BHP stock has climbed 8% since the possibility of this upgrade dribbled out on Monday.
As we suspected, the GM strike ended quickly.
At 3 a.m. this morning, the UAW union and GM stuck a deal. GM will have to stuff tens of billions of dollars into UAW trust funds, and in return, UAW members will go back to getting paid $70 an hour to watch robots build Chevy Malibus.
“Your subheadline “Home prices in July fell to 16-year lows” is inaccurate and misleading,”
writes a reader. “What is true according to the chart you present: Home appreciation/depreciation rates fell to 16-year lows.”
The 5 responds:
Ugh. We stand corrected. In our rush to get The 5 out for your lunch break yesterday, we missed this detail. Apologies.

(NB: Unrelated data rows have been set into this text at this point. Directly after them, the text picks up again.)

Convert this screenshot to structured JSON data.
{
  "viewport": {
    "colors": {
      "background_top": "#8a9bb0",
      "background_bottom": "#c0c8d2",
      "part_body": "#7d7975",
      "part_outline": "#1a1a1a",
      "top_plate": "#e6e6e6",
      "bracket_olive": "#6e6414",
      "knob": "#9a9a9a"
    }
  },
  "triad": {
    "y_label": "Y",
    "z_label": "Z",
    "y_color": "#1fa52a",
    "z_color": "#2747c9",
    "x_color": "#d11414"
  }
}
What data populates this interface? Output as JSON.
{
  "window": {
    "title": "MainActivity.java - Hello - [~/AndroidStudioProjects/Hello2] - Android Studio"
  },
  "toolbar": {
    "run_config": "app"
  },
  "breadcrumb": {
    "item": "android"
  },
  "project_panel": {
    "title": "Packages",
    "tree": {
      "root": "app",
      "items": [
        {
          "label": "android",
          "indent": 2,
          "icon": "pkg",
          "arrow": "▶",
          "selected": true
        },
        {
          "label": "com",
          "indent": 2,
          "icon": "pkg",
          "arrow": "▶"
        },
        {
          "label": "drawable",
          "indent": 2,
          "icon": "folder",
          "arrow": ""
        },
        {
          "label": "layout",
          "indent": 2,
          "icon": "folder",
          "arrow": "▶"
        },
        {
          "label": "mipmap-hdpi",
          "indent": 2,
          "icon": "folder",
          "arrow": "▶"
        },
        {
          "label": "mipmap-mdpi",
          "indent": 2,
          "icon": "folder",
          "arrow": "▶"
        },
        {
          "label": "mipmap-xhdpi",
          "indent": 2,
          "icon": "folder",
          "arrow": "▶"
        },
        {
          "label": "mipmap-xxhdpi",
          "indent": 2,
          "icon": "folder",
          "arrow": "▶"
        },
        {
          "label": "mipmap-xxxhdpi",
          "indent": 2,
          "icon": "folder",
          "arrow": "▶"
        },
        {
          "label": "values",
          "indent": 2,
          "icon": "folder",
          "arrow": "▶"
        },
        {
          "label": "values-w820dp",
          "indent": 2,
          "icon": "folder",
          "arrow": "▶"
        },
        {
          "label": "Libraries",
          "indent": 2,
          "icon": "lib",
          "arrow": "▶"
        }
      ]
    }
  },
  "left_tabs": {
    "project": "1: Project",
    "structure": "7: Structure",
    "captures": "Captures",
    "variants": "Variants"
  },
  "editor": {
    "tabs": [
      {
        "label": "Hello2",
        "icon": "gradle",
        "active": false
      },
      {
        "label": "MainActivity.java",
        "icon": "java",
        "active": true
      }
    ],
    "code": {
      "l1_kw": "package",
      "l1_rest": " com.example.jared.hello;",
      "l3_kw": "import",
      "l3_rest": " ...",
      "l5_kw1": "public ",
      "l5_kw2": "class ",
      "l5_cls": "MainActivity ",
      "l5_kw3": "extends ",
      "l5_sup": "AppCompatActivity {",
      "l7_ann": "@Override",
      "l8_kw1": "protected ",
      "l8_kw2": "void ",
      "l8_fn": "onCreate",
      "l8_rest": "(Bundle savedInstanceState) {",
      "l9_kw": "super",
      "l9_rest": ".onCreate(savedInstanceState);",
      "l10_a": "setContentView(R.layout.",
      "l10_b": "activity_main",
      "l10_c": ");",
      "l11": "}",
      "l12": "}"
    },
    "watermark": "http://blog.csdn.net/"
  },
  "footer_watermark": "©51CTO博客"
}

“I just wanted to thank you dearly for introducing me to Ron Paul a couple of months ago,”
writes apolitically inspired reader. “You had a link to a video showing this man giving his Texas straight talk to the establishment. I was so impressed with the freshness and integrity of this man, I began to read everything I could on him.
“The other day, you mentioned no one is balking about the North American union. Well, Ron has been hammering home the dangers of that, as well so many other dangers we face every day, such as the Fed-created inflation.
Here is a nice clip
from the other day as Ron takes on Bernanke about the moral hazards of the Fed.”
“Thanks to great publications like yours, he now has proliferated among the Internet circles of informed people. I remember your words to the effect that if everyone who said he couldn’t win actually voted for him, he would probably win. Well, that statement inspired me.
“I have gotten involved with over 47,000 grassroots activists at
. That’s 923 cities, more than all other candidates combined. We are hitting the streets and making a real difference.
shows him leading all Republicans in using the Web to gain his presidency.
“And when the third-quarter contribution numbers are released, the mass media won’t be able to ignore him anymore.”
The 5 Responds:
When we interviewed Dr. Paul for the documentary we’re making, he said he was optimistic about the response his campaign has gotten from young people. “They inherently understand the need to limit the size and scope of government. Even a fifth-grader can see that what we do in Washington is an affront to liberty.”
Alas, the media will continue to ignore Ron Paul… he’s too much of a threat to the political class upon which they feast. Frankly, we don’t think he stands a chance. But we do enjoy watching him stick it in the craw of both major parties. And his harangues of Greenspan through the years on C-SPAN are worthy of prime time on Comedy Central.
The 5 Min. Forecast
P.S. Dr. Paul’s YouTube postings have stirred up a wide cross-section of society…
from soccer moms to skate punks, cowboys, libertarians, paleocons, young liberals and anarchists. Race doesn’t seem to matter either. “Freedom unites people,” Ron says. If you’re so inclined, you can learn more about Ron Paul here: